Thank you in advance for any information you can provide.
Your neighbor would only have qualified for spousal benefits if 50% of her husband's full retirement age rate (PIA) was higher than her own full retirement age rate when her husband was still living.
For example, say Mary is drawing full retirement benefits on her own record in the amount of $1000. Mary's husband would then have to be receiving his benefits and have a full retirement age rate of more than $2000 in order for Mary to potentially qualify for spousal benefits.
Obviously I don't have enough information about your neighbors case to know if she could have qualified for spousal benefits, but even if she did it's unlikely that she could claim them at this point in time. When you file for benefits after full retirement age, you can normally claim benefits for no more than 6 months prior to the month that you file your application. Therefore, the only way that your neighbor could be paid spousal benefits dating back to when her husband was living is if there was some sort of protective filing date or open application involved.
For example, say Mary's husband was drawing his full retirement age benefit rate of $2400 when Mary filed for her full retirement age rate of $1000. Mary would be eligible for an excess spousal benefit of $200 in this example (i.e. $2400/2 - $1000), but if she failed to file for spousal benefits due to some oversight it's possible that the spousal benefits would never have been paid. However, if the error was later discovered, Mary could still claim any back pay due because her application for retirement benefits would have also been considered as an open application for spousal benefits.

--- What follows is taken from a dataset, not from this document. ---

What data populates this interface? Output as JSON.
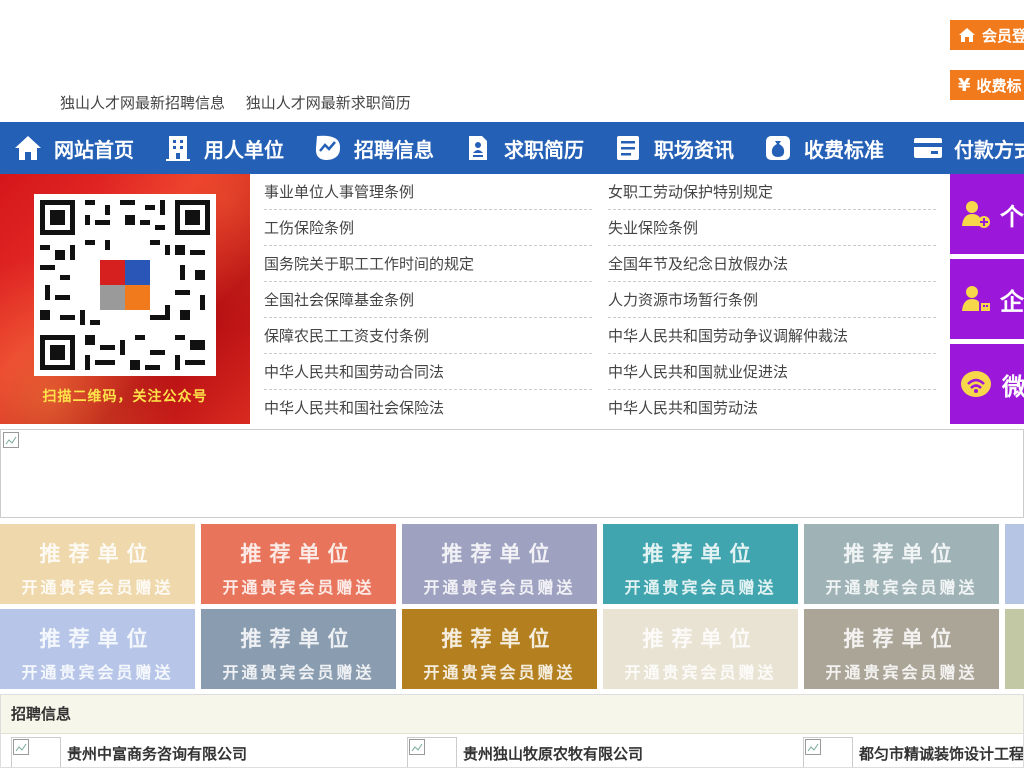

Frankly, though, oversights such as the one described in the example above very rarely occur, so it's probably unlikely that something like that would apply in your neighbor's case. Before going to a lot of trouble, your neighbor might want to first call Social Security and ask them for the amounts of her own PIA (primary insurance amount) and her husband's PIA. If her own PIA is more than half as much as her husband's PIA, that would almost certainly rule out the possibility of your neighbor qualifying for any retroactive spousal benefits.